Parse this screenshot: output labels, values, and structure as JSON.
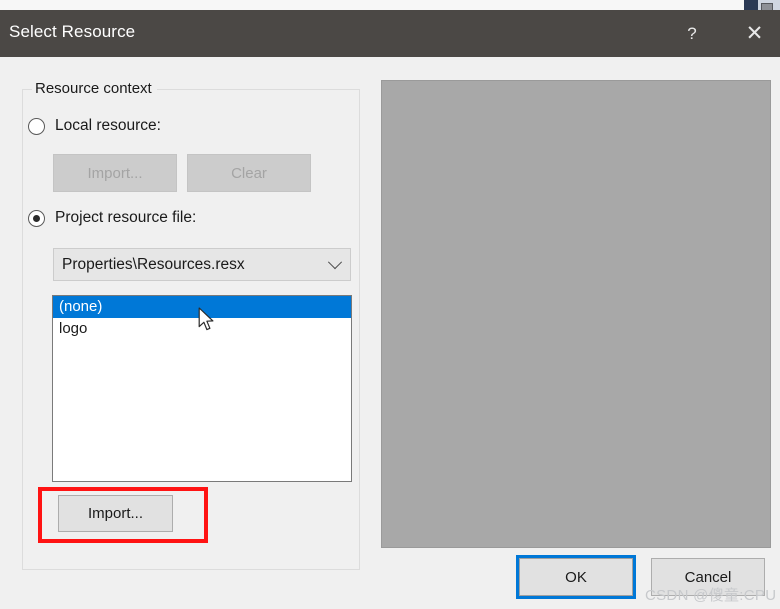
{
  "window": {
    "title": "Select Resource",
    "help_icon": "?",
    "close_icon": "✕"
  },
  "group": {
    "legend": "Resource context"
  },
  "radios": [
    {
      "id": "local",
      "label": "Local resource:",
      "checked": false
    },
    {
      "id": "project",
      "label": "Project resource file:",
      "checked": true
    }
  ],
  "local_buttons": {
    "import_label": "Import...",
    "clear_label": "Clear",
    "enabled": false
  },
  "combo": {
    "value": "Properties\\Resources.resx",
    "arrow_icon": "chevron-down-icon"
  },
  "resource_list": {
    "items": [
      {
        "label": "(none)",
        "selected": true
      },
      {
        "label": "logo",
        "selected": false
      }
    ]
  },
  "import_button": {
    "label": "Import...",
    "highlighted": true
  },
  "preview": {
    "content": "",
    "background_color": "#a8a8a8"
  },
  "footer": {
    "ok_label": "OK",
    "cancel_label": "Cancel",
    "focused_button": "OK"
  },
  "annotation": {
    "color": "#ff1313",
    "target": "import-button"
  },
  "watermark": {
    "text": "CSDN @傻童:CPU"
  },
  "colors": {
    "titlebar": "#4b4845",
    "accent": "#0078d7",
    "dialog_bg": "#f0f0f0",
    "annotation_red": "#ff1313"
  }
}
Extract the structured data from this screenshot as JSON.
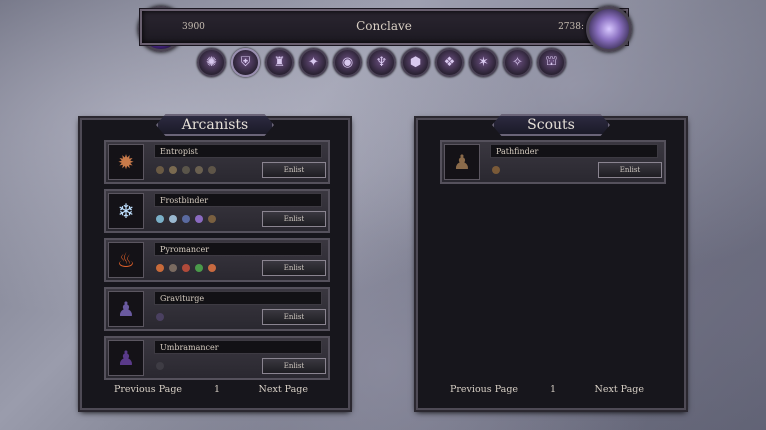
{
  "topbar": {
    "title": "Conclave",
    "resource_left": "3900",
    "resource_right": "2738:"
  },
  "faction_icons": [
    {
      "icon": "beast-faction-icon",
      "glyph": "✺"
    },
    {
      "icon": "helm-faction-icon",
      "glyph": "⛨"
    },
    {
      "icon": "hooded-faction-icon",
      "glyph": "♜"
    },
    {
      "icon": "rune-faction-icon",
      "glyph": "✦"
    },
    {
      "icon": "eye-faction-icon",
      "glyph": "◉"
    },
    {
      "icon": "spire-faction-icon",
      "glyph": "♆"
    },
    {
      "icon": "shield-faction-icon",
      "glyph": "⬢"
    },
    {
      "icon": "scroll-faction-icon",
      "glyph": "❖"
    },
    {
      "icon": "star-faction-icon",
      "glyph": "✶"
    },
    {
      "icon": "compass-faction-icon",
      "glyph": "✧"
    },
    {
      "icon": "gate-faction-icon",
      "glyph": "⛫"
    }
  ],
  "panels": {
    "left": {
      "title": "Arcanists",
      "units": [
        {
          "name": "Entropist",
          "portrait": "✹",
          "portrait_color": "#c87a4a",
          "gems": [
            "#6a5a44",
            "#7a6a50",
            "#5a554a",
            "#6a6050",
            "#5e5548"
          ],
          "enlist": "Enlist"
        },
        {
          "name": "Frostbinder",
          "portrait": "❄",
          "portrait_color": "#bfe0ff",
          "gems": [
            "#7ab0c8",
            "#9ab8d0",
            "#5a6aa0",
            "#8a6ac0",
            "#7a6040"
          ],
          "enlist": "Enlist"
        },
        {
          "name": "Pyromancer",
          "portrait": "♨",
          "portrait_color": "#e0602a",
          "gems": [
            "#c86a3a",
            "#7a6a60",
            "#b04a3a",
            "#4a9a4a",
            "#c86a40"
          ],
          "enlist": "Enlist"
        },
        {
          "name": "Graviturge",
          "portrait": "♟",
          "portrait_color": "#6a5aa0",
          "gems": [
            "#4a4060"
          ],
          "enlist": "Enlist"
        },
        {
          "name": "Umbramancer",
          "portrait": "♟",
          "portrait_color": "#5a3a8a",
          "gems": [
            "#3e3c44"
          ],
          "enlist": "Enlist"
        }
      ],
      "pager": {
        "prev": "Previous Page",
        "page": "1",
        "next": "Next Page"
      }
    },
    "right": {
      "title": "Scouts",
      "units": [
        {
          "name": "Pathfinder",
          "portrait": "♟",
          "portrait_color": "#8a6a4a",
          "gems": [
            "#7a5a38"
          ],
          "enlist": "Enlist"
        }
      ],
      "pager": {
        "prev": "Previous Page",
        "page": "1",
        "next": "Next Page"
      }
    }
  }
}
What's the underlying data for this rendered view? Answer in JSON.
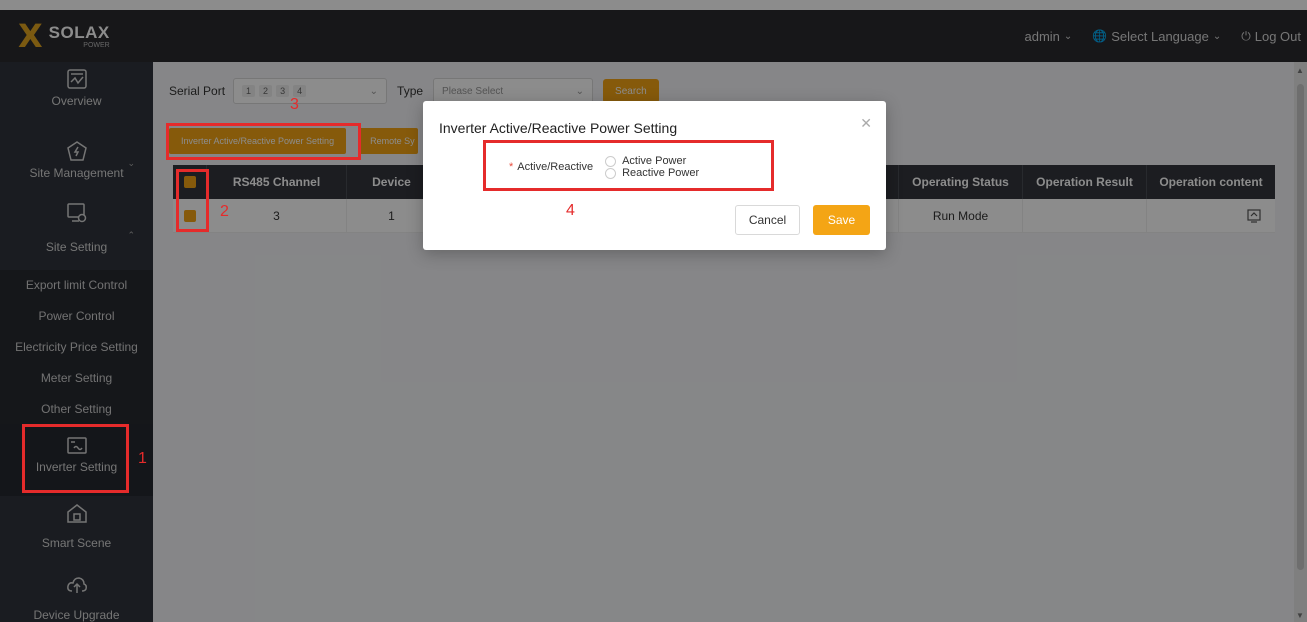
{
  "brand": {
    "logo_mark": "X",
    "name": "SOLAX",
    "sub": "POWER"
  },
  "topnav": {
    "user": "admin",
    "language": "Select Language",
    "logout": "Log Out"
  },
  "sidebar": {
    "items": [
      {
        "label": "Overview",
        "icon": "dashboard-icon"
      },
      {
        "label": "Site Management",
        "icon": "power-icon"
      },
      {
        "label": "Site Setting",
        "icon": "settings-monitor-icon"
      },
      {
        "label": "Inverter Setting",
        "icon": "inverter-icon"
      },
      {
        "label": "Smart Scene",
        "icon": "smart-home-icon"
      },
      {
        "label": "Device Upgrade",
        "icon": "cloud-upload-icon"
      }
    ],
    "submenu": [
      "Export limit Control",
      "Power Control",
      "Electricity Price Setting",
      "Meter Setting",
      "Other Setting"
    ]
  },
  "filter": {
    "serial_port_label": "Serial Port",
    "port_tags": [
      "1",
      "2",
      "3",
      "4"
    ],
    "type_label": "Type",
    "type_placeholder": "Please Select",
    "search_label": "Search"
  },
  "toolbar": {
    "btn1": "Inverter Active/Reactive Power Setting",
    "btn2": "Remote Sy"
  },
  "table": {
    "columns": [
      "RS485 Channel",
      "Device",
      "Operating Status",
      "Operation Result",
      "Operation content"
    ],
    "rows": [
      {
        "channel": "3",
        "device": "1",
        "status": "Run Mode",
        "result": ""
      }
    ]
  },
  "modal": {
    "title": "Inverter Active/Reactive Power Setting",
    "field_label": "Active/Reactive",
    "required_mark": "*",
    "options": [
      "Active Power",
      "Reactive Power"
    ],
    "cancel": "Cancel",
    "save": "Save"
  },
  "annotations": {
    "n1": "1",
    "n2": "2",
    "n3": "3",
    "n4": "4"
  },
  "colors": {
    "accent": "#f4a515",
    "highlight": "#e52b2b",
    "sidebar_bg": "#30343c",
    "topbar_bg": "#2a2a2e"
  }
}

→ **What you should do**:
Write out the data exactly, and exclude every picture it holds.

→ **Answer box**:
Parse this screenshot: output labels, values, and structure as JSON.
{
  "window": {
    "title": "Select Resource",
    "help_icon": "?",
    "close_icon": "✕"
  },
  "group": {
    "legend": "Resource context"
  },
  "radios": [
    {
      "id": "local",
      "label": "Local resource:",
      "checked": false
    },
    {
      "id": "project",
      "label": "Project resource file:",
      "checked": true
    }
  ],
  "local_buttons": {
    "import_label": "Import...",
    "clear_label": "Clear",
    "enabled": false
  },
  "combo": {
    "value": "Properties\\Resources.resx",
    "arrow_icon": "chevron-down-icon"
  },
  "resource_list": {
    "items": [
      {
        "label": "(none)",
        "selected": true
      },
      {
        "label": "logo",
        "selected": false
      }
    ]
  },
  "import_button": {
    "label": "Import...",
    "highlighted": true
  },
  "preview": {
    "content": "",
    "background_color": "#a8a8a8"
  },
  "footer": {
    "ok_label": "OK",
    "cancel_label": "Cancel",
    "focused_button": "OK"
  },
  "annotation": {
    "color": "#ff1313",
    "target": "import-button"
  },
  "watermark": {
    "text": "CSDN @傻童:CPU"
  },
  "colors": {
    "titlebar": "#4b4845",
    "accent": "#0078d7",
    "dialog_bg": "#f0f0f0",
    "annotation_red": "#ff1313"
  }
}
Extract the structured data from this screenshot as JSON.
{
  "topbar": {
    "title": "Conclave",
    "resource_left": "3900",
    "resource_right": "2738:"
  },
  "faction_icons": [
    {
      "icon": "beast-faction-icon",
      "glyph": "✺"
    },
    {
      "icon": "helm-faction-icon",
      "glyph": "⛨"
    },
    {
      "icon": "hooded-faction-icon",
      "glyph": "♜"
    },
    {
      "icon": "rune-faction-icon",
      "glyph": "✦"
    },
    {
      "icon": "eye-faction-icon",
      "glyph": "◉"
    },
    {
      "icon": "spire-faction-icon",
      "glyph": "♆"
    },
    {
      "icon": "shield-faction-icon",
      "glyph": "⬢"
    },
    {
      "icon": "scroll-faction-icon",
      "glyph": "❖"
    },
    {
      "icon": "star-faction-icon",
      "glyph": "✶"
    },
    {
      "icon": "compass-faction-icon",
      "glyph": "✧"
    },
    {
      "icon": "gate-faction-icon",
      "glyph": "⛫"
    }
  ],
  "panels": {
    "left": {
      "title": "Arcanists",
      "units": [
        {
          "name": "Entropist",
          "portrait": "✹",
          "portrait_color": "#c87a4a",
          "gems": [
            "#6a5a44",
            "#7a6a50",
            "#5a554a",
            "#6a6050",
            "#5e5548"
          ],
          "enlist": "Enlist"
        },
        {
          "name": "Frostbinder",
          "portrait": "❄",
          "portrait_color": "#bfe0ff",
          "gems": [
            "#7ab0c8",
            "#9ab8d0",
            "#5a6aa0",
            "#8a6ac0",
            "#7a6040"
          ],
          "enlist": "Enlist"
        },
        {
          "name": "Pyromancer",
          "portrait": "♨",
          "portrait_color": "#e0602a",
          "gems": [
            "#c86a3a",
            "#7a6a60",
            "#b04a3a",
            "#4a9a4a",
            "#c86a40"
          ],
          "enlist": "Enlist"
        },
        {
          "name": "Graviturge",
          "portrait": "♟",
          "portrait_color": "#6a5aa0",
          "gems": [
            "#4a4060"
          ],
          "enlist": "Enlist"
        },
        {
          "name": "Umbramancer",
          "portrait": "♟",
          "portrait_color": "#5a3a8a",
          "gems": [
            "#3e3c44"
          ],
          "enlist": "Enlist"
        }
      ],
      "pager": {
        "prev": "Previous Page",
        "page": "1",
        "next": "Next Page"
      }
    },
    "right": {
      "title": "Scouts",
      "units": [
        {
          "name": "Pathfinder",
          "portrait": "♟",
          "portrait_color": "#8a6a4a",
          "gems": [
            "#7a5a38"
          ],
          "enlist": "Enlist"
        }
      ],
      "pager": {
        "prev": "Previous Page",
        "page": "1",
        "next": "Next Page"
      }
    }
  }
}
What's the underlying data for this rendered view? Answer in JSON.
{
  "brand": {
    "logo_mark": "X",
    "name": "SOLAX",
    "sub": "POWER"
  },
  "topnav": {
    "user": "admin",
    "language": "Select Language",
    "logout": "Log Out"
  },
  "sidebar": {
    "items": [
      {
        "label": "Overview",
        "icon": "dashboard-icon"
      },
      {
        "label": "Site Management",
        "icon": "power-icon"
      },
      {
        "label": "Site Setting",
        "icon": "settings-monitor-icon"
      },
      {
        "label": "Inverter Setting",
        "icon": "inverter-icon"
      },
      {
        "label": "Smart Scene",
        "icon": "smart-home-icon"
      },
      {
        "label": "Device Upgrade",
        "icon": "cloud-upload-icon"
      }
    ],
    "submenu": [
      "Export limit Control",
      "Power Control",
      "Electricity Price Setting",
      "Meter Setting",
      "Other Setting"
    ]
  },
  "filter": {
    "serial_port_label": "Serial Port",
    "port_tags": [
      "1",
      "2",
      "3",
      "4"
    ],
    "type_label": "Type",
    "type_placeholder": "Please Select",
    "search_label": "Search"
  },
  "toolbar": {
    "btn1": "Inverter Active/Reactive Power Setting",
    "btn2": "Remote Sy"
  },
  "table": {
    "columns": [
      "RS485 Channel",
      "Device",
      "Operating Status",
      "Operation Result",
      "Operation content"
    ],
    "rows": [
      {
        "channel": "3",
        "device": "1",
        "status": "Run Mode",
        "result": ""
      }
    ]
  },
  "modal": {
    "title": "Inverter Active/Reactive Power Setting",
    "field_label": "Active/Reactive",
    "required_mark": "*",
    "options": [
      "Active Power",
      "Reactive Power"
    ],
    "cancel": "Cancel",
    "save": "Save"
  },
  "annotations": {
    "n1": "1",
    "n2": "2",
    "n3": "3",
    "n4": "4"
  },
  "colors": {
    "accent": "#f4a515",
    "highlight": "#e52b2b",
    "sidebar_bg": "#30343c",
    "topbar_bg": "#2a2a2e"
  }
}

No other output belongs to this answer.